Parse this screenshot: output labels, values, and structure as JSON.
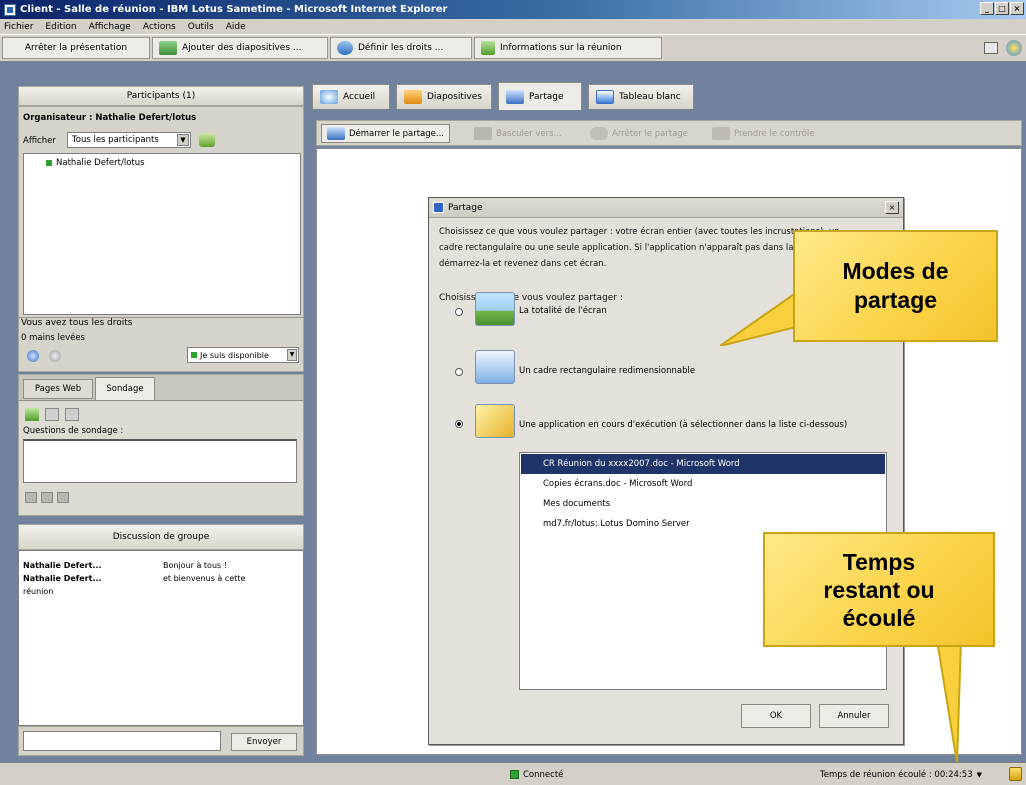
{
  "window": {
    "title": "Client - Salle de réunion - IBM Lotus Sametime - Microsoft Internet Explorer",
    "controls": [
      "_",
      "□",
      "×"
    ]
  },
  "menu": [
    "Fichier",
    "Edition",
    "Affichage",
    "Actions",
    "Outils",
    "Aide"
  ],
  "toolbar": {
    "stop_presentation": "Arrêter la présentation",
    "add_slides": "Ajouter des diapositives ...",
    "set_rights": "Définir les droits ...",
    "meeting_info": "Informations sur la réunion"
  },
  "participants": {
    "header": "Participants (1)",
    "organizer": "Organisateur : Nathalie Defert/lotus",
    "show_label": "Afficher",
    "filter_value": "Tous les participants",
    "list": [
      "Nathalie Defert/lotus"
    ],
    "rights_text": "Vous avez tous les droits",
    "hands_text": "0 mains levées",
    "status_value": "Je suis disponible"
  },
  "lower_tabs": {
    "web_pages": "Pages Web",
    "poll": "Sondage",
    "poll_questions_label": "Questions de sondage :"
  },
  "chat": {
    "header": "Discussion de groupe",
    "messages": [
      {
        "author": "Nathalie Defert...",
        "text": "Bonjour à tous !"
      },
      {
        "author": "Nathalie Defert...",
        "text": "et bienvenus à cette"
      }
    ],
    "continuation": "réunion",
    "send_label": "Envoyer"
  },
  "main_tabs": [
    "Accueil",
    "Diapositives",
    "Partage",
    "Tableau blanc"
  ],
  "sharing_toolbar": {
    "start": "Démarrer le partage...",
    "switch": "Basculer vers...",
    "stop": "Arrêter le partage",
    "take_control": "Prendre le contrôle"
  },
  "dialog": {
    "title": "Partage",
    "close": "×",
    "intro_lines": [
      "Choisissez ce que vous voulez partager : votre écran entier (avec toutes les incrustations), un",
      "cadre rectangulaire ou une seule application.  Si l'application n'apparaît pas dans la liste,",
      "démarrez-la et revenez dans cet écran."
    ],
    "prompt": "Choisissez ce que vous voulez partager :",
    "options": [
      "La totalité de l'écran",
      "Un cadre rectangulaire redimensionnable",
      "Une application en cours d'exécution (à sélectionner dans la liste ci-dessous)"
    ],
    "applications": [
      "CR Réunion du xxxx2007.doc - Microsoft Word",
      "Copies écrans.doc - Microsoft Word",
      "Mes documents",
      "md7.fr/lotus: Lotus Domino Server"
    ],
    "ok": "OK",
    "cancel": "Annuler"
  },
  "callouts": {
    "modes": [
      "Modes de",
      "partage"
    ],
    "time": [
      "Temps",
      "restant ou",
      "écoulé"
    ]
  },
  "statusbar": {
    "connected": "Connecté",
    "elapsed": "Temps de réunion écoulé : 00:24:53"
  }
}
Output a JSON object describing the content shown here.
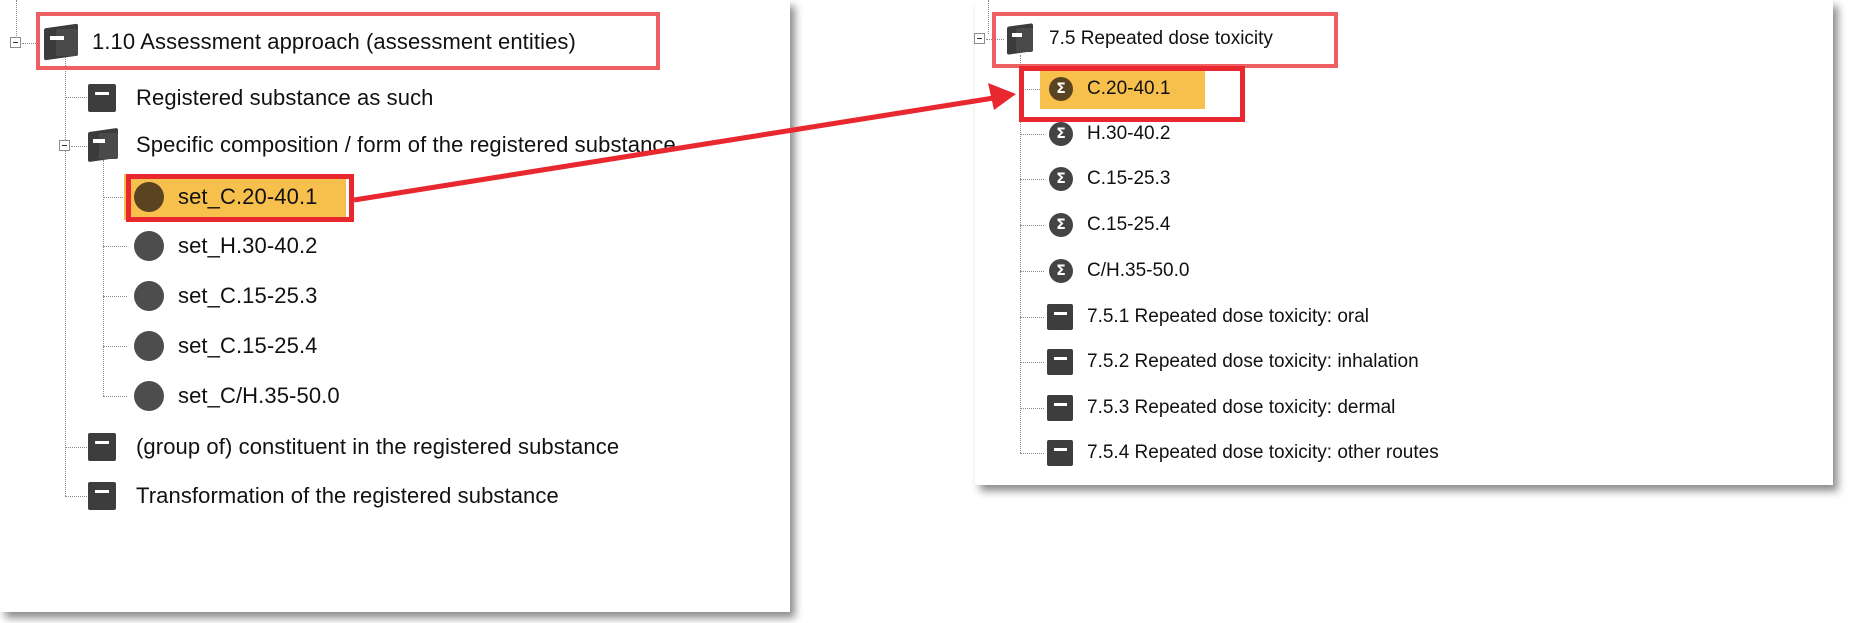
{
  "left_tree": {
    "root": {
      "label": "1.10 Assessment approach (assessment entities)",
      "icon": "folder-icon"
    },
    "items": [
      {
        "label": "Registered substance as such",
        "icon": "section-icon"
      },
      {
        "label": "Specific composition / form of the registered substance",
        "icon": "folder-icon"
      },
      {
        "label": "(group of) constituent in the registered substance",
        "icon": "section-icon"
      },
      {
        "label": "Transformation of the registered substance",
        "icon": "section-icon"
      }
    ],
    "children": [
      {
        "label": "set_C.20-40.1",
        "icon": "circle-icon",
        "selected": true
      },
      {
        "label": "set_H.30-40.2",
        "icon": "circle-icon",
        "selected": false
      },
      {
        "label": "set_C.15-25.3",
        "icon": "circle-icon",
        "selected": false
      },
      {
        "label": "set_C.15-25.4",
        "icon": "circle-icon",
        "selected": false
      },
      {
        "label": "set_C/H.35-50.0",
        "icon": "circle-icon",
        "selected": false
      }
    ]
  },
  "right_tree": {
    "root": {
      "label": "7.5 Repeated dose toxicity",
      "icon": "folder-icon"
    },
    "items": [
      {
        "label": "C.20-40.1",
        "icon": "sigma-icon",
        "selected": true
      },
      {
        "label": "H.30-40.2",
        "icon": "sigma-icon",
        "selected": false
      },
      {
        "label": "C.15-25.3",
        "icon": "sigma-icon",
        "selected": false
      },
      {
        "label": "C.15-25.4",
        "icon": "sigma-icon",
        "selected": false
      },
      {
        "label": "C/H.35-50.0",
        "icon": "sigma-icon",
        "selected": false
      },
      {
        "label": "7.5.1 Repeated dose toxicity: oral",
        "icon": "section-icon"
      },
      {
        "label": "7.5.2 Repeated dose toxicity: inhalation",
        "icon": "section-icon"
      },
      {
        "label": "7.5.3 Repeated dose toxicity: dermal",
        "icon": "section-icon"
      },
      {
        "label": "7.5.4 Repeated dose toxicity: other routes",
        "icon": "section-icon"
      }
    ]
  },
  "sigma_glyph": "Σ",
  "colors": {
    "highlight": "#f7c04d",
    "callout_red": "#e8282e",
    "icon_dark": "#3d3d3d"
  }
}
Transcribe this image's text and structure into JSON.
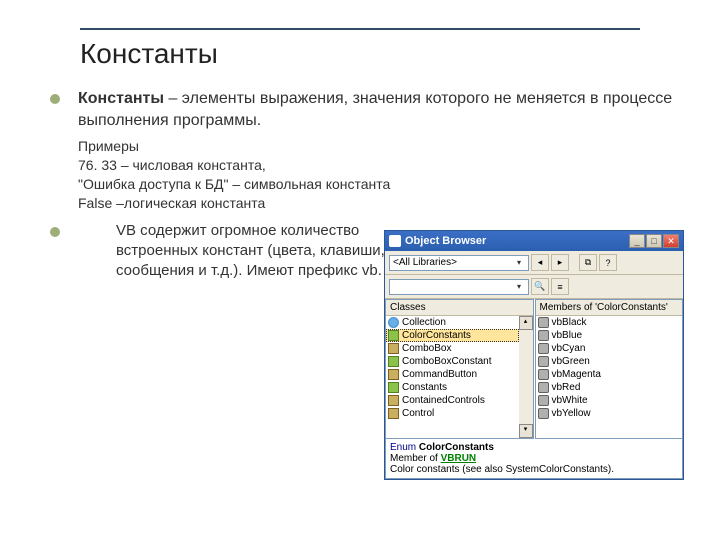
{
  "title": "Константы",
  "definition_bold": "Константы",
  "definition_rest": " – элементы выражения, значения которого не меняется в процессе выполнения программы.",
  "examples_header": "Примеры",
  "examples": [
    "76. 33 – числовая константа,",
    "\"Ошибка доступа к БД\" – символьная константа",
    "False –логическая константа"
  ],
  "body_text": "VB содержит огромное количество встроенных констант (цвета, клавиши, сообщения и т.д.). Имеют префикс vb.",
  "object_browser": {
    "title": "Object Browser",
    "lib_combo": "<All Libraries>",
    "search_combo": "",
    "classes_header": "Classes",
    "members_header": "Members of 'ColorConstants'",
    "classes": [
      {
        "name": "Collection",
        "icon": "class"
      },
      {
        "name": "ColorConstants",
        "icon": "enum",
        "selected": true
      },
      {
        "name": "ComboBox",
        "icon": "class"
      },
      {
        "name": "ComboBoxConstant",
        "icon": "enum"
      },
      {
        "name": "CommandButton",
        "icon": "class"
      },
      {
        "name": "Constants",
        "icon": "enum"
      },
      {
        "name": "ContainedControls",
        "icon": "class"
      },
      {
        "name": "Control",
        "icon": "class"
      }
    ],
    "members": [
      {
        "name": "vbBlack",
        "icon": "const"
      },
      {
        "name": "vbBlue",
        "icon": "const"
      },
      {
        "name": "vbCyan",
        "icon": "const"
      },
      {
        "name": "vbGreen",
        "icon": "const"
      },
      {
        "name": "vbMagenta",
        "icon": "const"
      },
      {
        "name": "vbRed",
        "icon": "const"
      },
      {
        "name": "vbWhite",
        "icon": "const"
      },
      {
        "name": "vbYellow",
        "icon": "const"
      }
    ],
    "details_line1_prefix": "Enum ",
    "details_line1_name": "ColorConstants",
    "details_line2_prefix": "Member of ",
    "details_line2_link": "VBRUN",
    "details_line3": "Color constants (see also SystemColorConstants)."
  }
}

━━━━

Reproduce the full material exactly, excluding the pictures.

Parse this screenshot: output labels, values, and structure as JSON.
{
  "window": {
    "title": "Client - Salle de réunion - IBM Lotus Sametime - Microsoft Internet Explorer",
    "controls": [
      "_",
      "□",
      "×"
    ]
  },
  "menu": [
    "Fichier",
    "Edition",
    "Affichage",
    "Actions",
    "Outils",
    "Aide"
  ],
  "toolbar": {
    "stop_presentation": "Arrêter la présentation",
    "add_slides": "Ajouter des diapositives ...",
    "set_rights": "Définir les droits ...",
    "meeting_info": "Informations sur la réunion"
  },
  "participants": {
    "header": "Participants (1)",
    "organizer": "Organisateur : Nathalie Defert/lotus",
    "show_label": "Afficher",
    "filter_value": "Tous les participants",
    "list": [
      "Nathalie Defert/lotus"
    ],
    "rights_text": "Vous avez tous les droits",
    "hands_text": "0 mains levées",
    "status_value": "Je suis disponible"
  },
  "lower_tabs": {
    "web_pages": "Pages Web",
    "poll": "Sondage",
    "poll_questions_label": "Questions de sondage :"
  },
  "chat": {
    "header": "Discussion de groupe",
    "messages": [
      {
        "author": "Nathalie Defert...",
        "text": "Bonjour à tous !"
      },
      {
        "author": "Nathalie Defert...",
        "text": "et bienvenus à cette"
      }
    ],
    "continuation": "réunion",
    "send_label": "Envoyer"
  },
  "main_tabs": [
    "Accueil",
    "Diapositives",
    "Partage",
    "Tableau blanc"
  ],
  "sharing_toolbar": {
    "start": "Démarrer le partage...",
    "switch": "Basculer vers...",
    "stop": "Arrêter le partage",
    "take_control": "Prendre le contrôle"
  },
  "dialog": {
    "title": "Partage",
    "close": "×",
    "intro_lines": [
      "Choisissez ce que vous voulez partager : votre écran entier (avec toutes les incrustations), un",
      "cadre rectangulaire ou une seule application.  Si l'application n'apparaît pas dans la liste,",
      "démarrez-la et revenez dans cet écran."
    ],
    "prompt": "Choisissez ce que vous voulez partager :",
    "options": [
      "La totalité de l'écran",
      "Un cadre rectangulaire redimensionnable",
      "Une application en cours d'exécution (à sélectionner dans la liste ci-dessous)"
    ],
    "applications": [
      "CR Réunion du xxxx2007.doc - Microsoft Word",
      "Copies écrans.doc - Microsoft Word",
      "Mes documents",
      "md7.fr/lotus: Lotus Domino Server"
    ],
    "ok": "OK",
    "cancel": "Annuler"
  },
  "callouts": {
    "modes": [
      "Modes de",
      "partage"
    ],
    "time": [
      "Temps",
      "restant ou",
      "écoulé"
    ]
  },
  "statusbar": {
    "connected": "Connecté",
    "elapsed": "Temps de réunion écoulé : 00:24:53"
  }
}
Output a JSON object describing the content shown here.
{
  "left_tree": {
    "root": {
      "label": "1.10 Assessment approach (assessment entities)",
      "icon": "folder-icon"
    },
    "items": [
      {
        "label": "Registered substance as such",
        "icon": "section-icon"
      },
      {
        "label": "Specific composition / form of the registered substance",
        "icon": "folder-icon"
      },
      {
        "label": "(group of) constituent in the registered substance",
        "icon": "section-icon"
      },
      {
        "label": "Transformation of the registered substance",
        "icon": "section-icon"
      }
    ],
    "children": [
      {
        "label": "set_C.20-40.1",
        "icon": "circle-icon",
        "selected": true
      },
      {
        "label": "set_H.30-40.2",
        "icon": "circle-icon",
        "selected": false
      },
      {
        "label": "set_C.15-25.3",
        "icon": "circle-icon",
        "selected": false
      },
      {
        "label": "set_C.15-25.4",
        "icon": "circle-icon",
        "selected": false
      },
      {
        "label": "set_C/H.35-50.0",
        "icon": "circle-icon",
        "selected": false
      }
    ]
  },
  "right_tree": {
    "root": {
      "label": "7.5 Repeated dose toxicity",
      "icon": "folder-icon"
    },
    "items": [
      {
        "label": "C.20-40.1",
        "icon": "sigma-icon",
        "selected": true
      },
      {
        "label": "H.30-40.2",
        "icon": "sigma-icon",
        "selected": false
      },
      {
        "label": "C.15-25.3",
        "icon": "sigma-icon",
        "selected": false
      },
      {
        "label": "C.15-25.4",
        "icon": "sigma-icon",
        "selected": false
      },
      {
        "label": "C/H.35-50.0",
        "icon": "sigma-icon",
        "selected": false
      },
      {
        "label": "7.5.1 Repeated dose toxicity: oral",
        "icon": "section-icon"
      },
      {
        "label": "7.5.2 Repeated dose toxicity: inhalation",
        "icon": "section-icon"
      },
      {
        "label": "7.5.3 Repeated dose toxicity: dermal",
        "icon": "section-icon"
      },
      {
        "label": "7.5.4 Repeated dose toxicity: other routes",
        "icon": "section-icon"
      }
    ]
  },
  "sigma_glyph": "Σ",
  "colors": {
    "highlight": "#f7c04d",
    "callout_red": "#e8282e",
    "icon_dark": "#3d3d3d"
  }
}
Transcribe this image's text and structure into JSON.
{
  "title": "Константы",
  "definition_bold": "Константы",
  "definition_rest": " – элементы выражения, значения которого не меняется в процессе выполнения программы.",
  "examples_header": "Примеры",
  "examples": [
    "76. 33 – числовая константа,",
    "\"Ошибка доступа к БД\" – символьная константа",
    "False –логическая константа"
  ],
  "body_text": "VB содержит огромное количество встроенных констант (цвета, клавиши, сообщения и т.д.). Имеют префикс vb.",
  "object_browser": {
    "title": "Object Browser",
    "lib_combo": "<All Libraries>",
    "search_combo": "",
    "classes_header": "Classes",
    "members_header": "Members of 'ColorConstants'",
    "classes": [
      {
        "name": "Collection",
        "icon": "class"
      },
      {
        "name": "ColorConstants",
        "icon": "enum",
        "selected": true
      },
      {
        "name": "ComboBox",
        "icon": "class"
      },
      {
        "name": "ComboBoxConstant",
        "icon": "enum"
      },
      {
        "name": "CommandButton",
        "icon": "class"
      },
      {
        "name": "Constants",
        "icon": "enum"
      },
      {
        "name": "ContainedControls",
        "icon": "class"
      },
      {
        "name": "Control",
        "icon": "class"
      }
    ],
    "members": [
      {
        "name": "vbBlack",
        "icon": "const"
      },
      {
        "name": "vbBlue",
        "icon": "const"
      },
      {
        "name": "vbCyan",
        "icon": "const"
      },
      {
        "name": "vbGreen",
        "icon": "const"
      },
      {
        "name": "vbMagenta",
        "icon": "const"
      },
      {
        "name": "vbRed",
        "icon": "const"
      },
      {
        "name": "vbWhite",
        "icon": "const"
      },
      {
        "name": "vbYellow",
        "icon": "const"
      }
    ],
    "details_line1_prefix": "Enum ",
    "details_line1_name": "ColorConstants",
    "details_line2_prefix": "Member of ",
    "details_line2_link": "VBRUN",
    "details_line3": "Color constants (see also SystemColorConstants)."
  }
}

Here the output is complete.